Indonesia’s government is not in discussions that could allow the country’s fiscal deficit to go beyond the current legal limit of 3% of gross domestic product (GDP), a senior finance ministry official said on Wednesday.
Bloomberg News quoted Finance Minister Sri Mulyani Indrawati as saying such a move was being discussed by President Joko Widodo and cabinet ministers.
“The (finance) minister has clarified that article is not correct,” Askolani, the ministry’s director general of budgeting, told Reuters.
“The government is still following the mandate of the State Finances Law regarding the state budget deficit limit and the debt ratio.”
Askolani, who uses one name, was referring to a 2003 law stipulating that the budget deficit in a fiscal year cannot be more than 3% of GDP and total public debt cannot breach a limit of 60% of GDP.
The limits were introduced in the aftermath of the Asian financial crisis in the late 1990s to avoid excess borrowing.
This year, weak tax income is set to push the fiscal deficit to 2.2% of GDP, compared to an initial forecast of 1.84%, according to the latest estimate by finance ministry officials.
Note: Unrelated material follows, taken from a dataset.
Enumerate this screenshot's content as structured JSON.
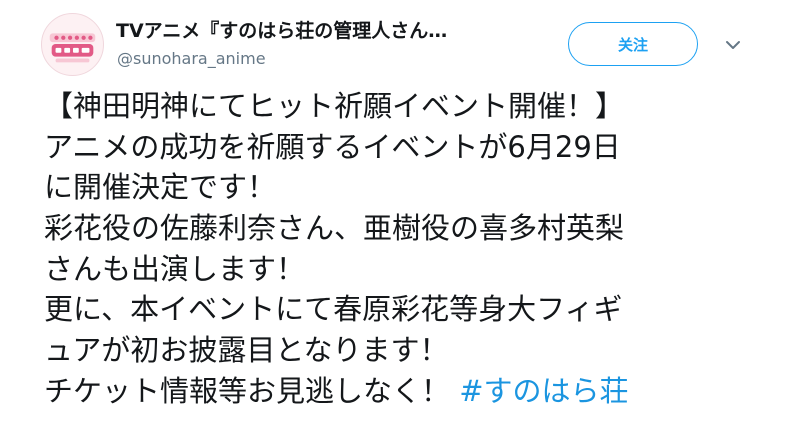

Some economists have criticized Indrawati for her conservative fiscal policy at a time when economic growth is slowing. Indrawati has projected a fiscal deficit of 1.76% of GDP in 2020.
Reuters | JAKARTA